Would you fly in an airplane that was produced by a 3D printer?
Don’t be too quick to say “No.” As a recent article in Industry Week (”Mastering the Hybrid Factory”) makes clear, that possibility is a lot closer than most people imagine. In fact, according to the article, the engine-maker Pratt and Whitney has already flight-tested engines containing 3D printed parts, and is now in the process of having them certified for commercial use.
Here is a video, filmed at the 3D Printshow in London, which shows the various items that can now be 3D printed: (click on image to view video)
3D printing (or additive manufacturing as it’s also known) has been used for a few decades for prototyping new products. As I wrote in my last blog post, it gives design engineers the ability to rapidly produce prototypes and has closed the gap between design and build, shortening new product introductions and saving some manufacturers millions of dollars.
But now the technology is starting to move to the actual production floor in some applications. And if you think the manufacturing world has seen a lot of change in recent years, you haven’t seen anything yet!
Start with the issue of waste. Traditional manufacturing methods are “subtractive,” meaning material is removed by milling and cutting until the piece has reached the desired dimensions. By contrast, 3D printing is “additive,” meaning material is built up layer by layer until the piece is finished. As a result, there is literally zero material waste. It’s the ultimate Lean manufacturing method.

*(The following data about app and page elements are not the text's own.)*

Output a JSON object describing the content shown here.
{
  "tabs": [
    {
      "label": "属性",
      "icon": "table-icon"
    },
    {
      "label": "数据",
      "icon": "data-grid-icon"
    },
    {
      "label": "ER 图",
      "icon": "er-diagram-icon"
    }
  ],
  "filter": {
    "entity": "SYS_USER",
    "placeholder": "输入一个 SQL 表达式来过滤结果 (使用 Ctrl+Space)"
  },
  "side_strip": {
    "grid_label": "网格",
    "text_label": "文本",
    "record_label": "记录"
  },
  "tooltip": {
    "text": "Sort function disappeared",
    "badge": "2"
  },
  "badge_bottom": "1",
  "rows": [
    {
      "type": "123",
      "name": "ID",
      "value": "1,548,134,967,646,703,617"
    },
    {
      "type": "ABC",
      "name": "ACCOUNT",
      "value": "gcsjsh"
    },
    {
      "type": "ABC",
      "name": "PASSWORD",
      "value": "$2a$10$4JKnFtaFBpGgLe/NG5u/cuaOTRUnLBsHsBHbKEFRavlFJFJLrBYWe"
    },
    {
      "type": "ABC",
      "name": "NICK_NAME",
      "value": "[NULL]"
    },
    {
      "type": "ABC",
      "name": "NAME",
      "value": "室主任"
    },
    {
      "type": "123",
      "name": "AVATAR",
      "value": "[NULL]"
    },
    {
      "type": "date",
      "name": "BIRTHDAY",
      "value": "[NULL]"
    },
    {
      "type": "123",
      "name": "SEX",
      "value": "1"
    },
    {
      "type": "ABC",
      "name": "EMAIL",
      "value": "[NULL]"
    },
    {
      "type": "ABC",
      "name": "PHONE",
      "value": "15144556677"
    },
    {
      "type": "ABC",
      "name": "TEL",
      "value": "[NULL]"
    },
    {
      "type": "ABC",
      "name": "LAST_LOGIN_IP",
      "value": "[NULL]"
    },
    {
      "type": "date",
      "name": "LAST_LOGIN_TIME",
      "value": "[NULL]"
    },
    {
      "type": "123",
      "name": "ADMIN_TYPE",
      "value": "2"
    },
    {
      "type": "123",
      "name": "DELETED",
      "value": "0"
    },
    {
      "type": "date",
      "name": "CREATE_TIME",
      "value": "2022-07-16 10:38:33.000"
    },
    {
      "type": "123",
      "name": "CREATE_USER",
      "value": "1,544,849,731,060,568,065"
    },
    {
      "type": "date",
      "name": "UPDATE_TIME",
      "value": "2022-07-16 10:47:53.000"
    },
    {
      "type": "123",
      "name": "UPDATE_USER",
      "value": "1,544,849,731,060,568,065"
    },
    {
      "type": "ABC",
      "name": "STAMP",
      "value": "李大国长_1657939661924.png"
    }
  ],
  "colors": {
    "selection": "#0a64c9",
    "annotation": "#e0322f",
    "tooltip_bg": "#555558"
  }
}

Another advantage is the ability to manufacture certain geometries, such as hollow parts, that would be impractical with traditional methods. Pratt and Whitney COO Paul Adams says in the article, “With these technologies, you can make parts that have geometries that are not achievable using investment casting or tooling.” He adds, “… a technology that allows us to make hollow parts that weigh less and are less expensive to produce is very, very powerful.”
The real revolution, however, may be the possibility of using 3D printing to achieve mass customization, where we can produce parts and products that are individually customized by order. It’s the ultimate “build to an order of one” concept. Since Henry Ford invented the production line, mass production has meant making the same part exactly the same way, over and over.
For the first time in a hundred years, that may be changing.
Dave Burns, COO and president of ExOne, an additive manufacturer, says in the article: “The ability to, at zero additional cost, truly customize every product you make in the same manufacturing sequence is something we have talked about forever in manufacturing, but there hadn’t been a practical way to do it. Well, now there is.”
Of course, there are still limitations. For one, 3D printing is currently too slow for most manufacturing applications, and the technology is only beginning to be production-ready. But for many uses, 3D printing is simply too powerful a technology to ignore. And it is taking off fast.
If your design processes and manufacturing operations are having trouble keeping up in today’s manufacturing world, it might be time to look up. That plane you hear overhead could be the competition flying right past you.